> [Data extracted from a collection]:
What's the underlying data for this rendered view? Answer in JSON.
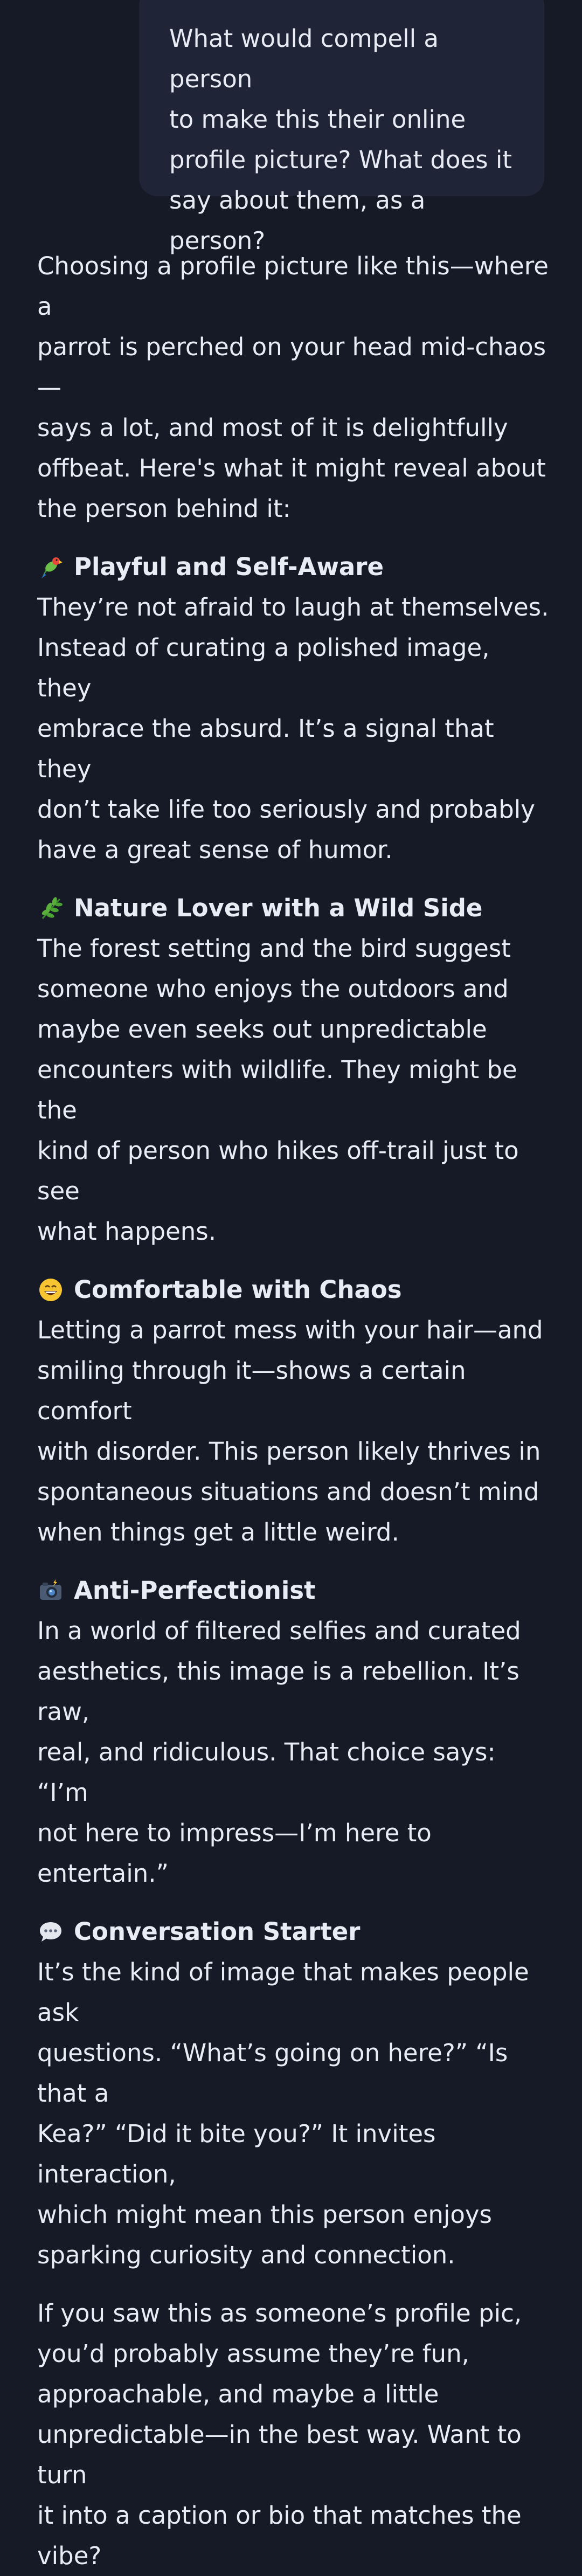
{
  "user_message": {
    "lines": [
      "What would compell a person",
      "to make this their online",
      "profile picture? What does it",
      "say about them, as a person?"
    ]
  },
  "response": {
    "intro_lines": [
      "Choosing a profile picture like this—where a",
      "parrot is perched on your head mid-chaos—",
      "says a lot, and most of it is delightfully",
      "offbeat. Here's what it might reveal about",
      "the person behind it:"
    ],
    "sections": [
      {
        "icon": "parrot-icon",
        "title": "Playful and Self-Aware",
        "lines": [
          "They’re not afraid to laugh at themselves.",
          "Instead of curating a polished image, they",
          "embrace the absurd. It’s a signal that they",
          "don’t take life too seriously and probably",
          "have a great sense of humor."
        ]
      },
      {
        "icon": "herb-icon",
        "title": "Nature Lover with a Wild Side",
        "lines": [
          "The forest setting and the bird suggest",
          "someone who enjoys the outdoors and",
          "maybe even seeks out unpredictable",
          "encounters with wildlife. They might be the",
          "kind of person who hikes off-trail just to see",
          "what happens."
        ]
      },
      {
        "icon": "grinning-face-icon",
        "title": "Comfortable with Chaos",
        "lines": [
          "Letting a parrot mess with your hair—and",
          "smiling through it—shows a certain comfort",
          "with disorder. This person likely thrives in",
          "spontaneous situations and doesn’t mind",
          "when things get a little weird."
        ]
      },
      {
        "icon": "camera-flash-icon",
        "title": "Anti-Perfectionist",
        "lines": [
          "In a world of filtered selfies and curated",
          "aesthetics, this image is a rebellion. It’s raw,",
          "real, and ridiculous. That choice says: “I’m",
          "not here to impress—I’m here to entertain.”"
        ]
      },
      {
        "icon": "speech-bubble-icon",
        "title": "Conversation Starter",
        "lines": [
          "It’s the kind of image that makes people ask",
          "questions. “What’s going on here?” “Is that a",
          "Kea?” “Did it bite you?” It invites interaction,",
          "which might mean this person enjoys",
          "sparking curiosity and connection."
        ]
      }
    ],
    "closing_lines": [
      "If you saw this as someone’s profile pic,",
      "you’d probably assume they’re fun,",
      "approachable, and maybe a little",
      "unpredictable—in the best way. Want to turn",
      "it into a caption or bio that matches the",
      "vibe?"
    ]
  }
}
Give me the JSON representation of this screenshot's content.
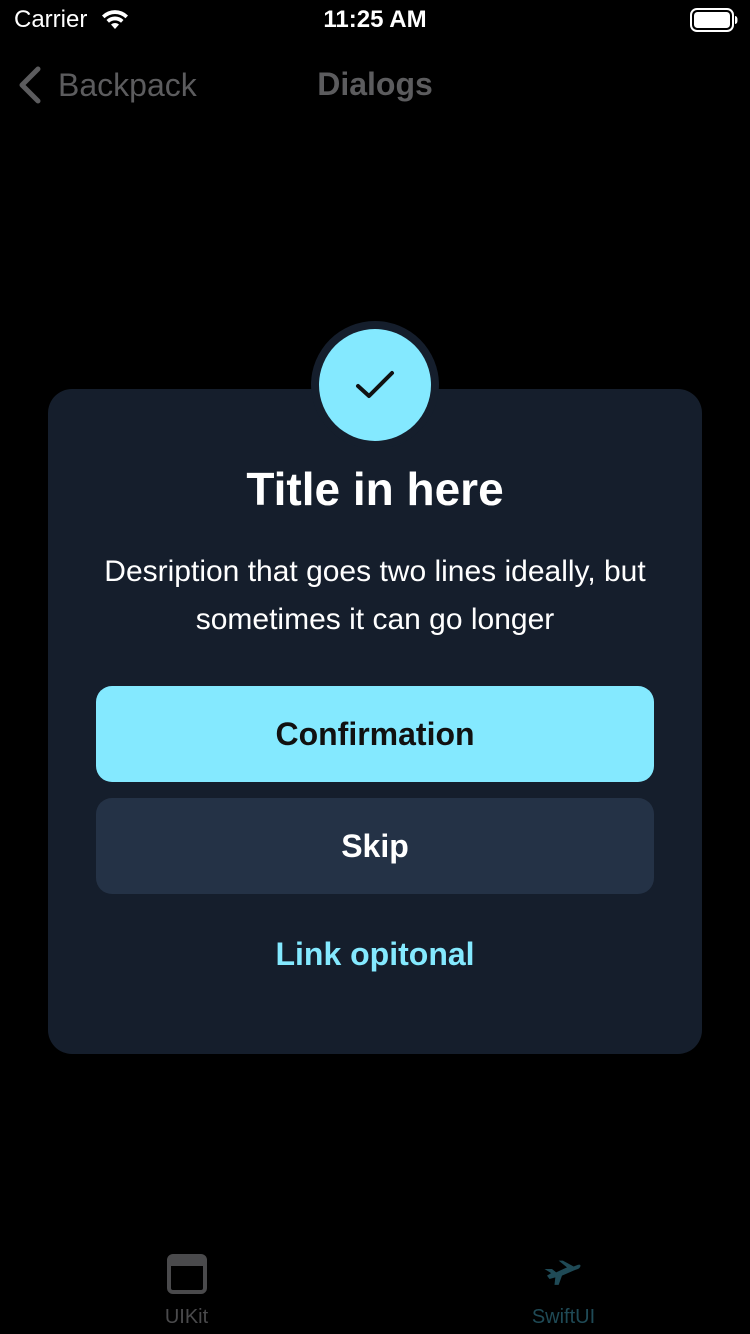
{
  "status_bar": {
    "carrier": "Carrier",
    "time": "11:25 AM"
  },
  "nav": {
    "back_label": "Backpack",
    "title": "Dialogs"
  },
  "dialog": {
    "icon": "checkmark-icon",
    "title": "Title in here",
    "description": "Desription that goes two lines ideally, but sometimes it can go longer",
    "confirm_label": "Confirmation",
    "skip_label": "Skip",
    "link_label": "Link opitonal"
  },
  "tabs": [
    {
      "label": "UIKit",
      "icon": "window-icon"
    },
    {
      "label": "SwiftUI",
      "icon": "airplane-icon"
    }
  ],
  "colors": {
    "background": "#000000",
    "dialog_bg": "#151e2c",
    "accent": "#84e9ff",
    "secondary_button": "#243246",
    "nav_dimmed_text": "#5c5c5e"
  }
}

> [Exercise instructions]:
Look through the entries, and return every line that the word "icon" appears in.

> [Reply to the exercise]:
        "icon": "parrot-icon",
        "icon": "herb-icon",
        "icon": "grinning-face-icon",
        "icon": "camera-flash-icon",
        "icon": "speech-bubble-icon",
    "icon": "checkmark-icon",
      "icon": "window-icon"
      "icon": "airplane-icon"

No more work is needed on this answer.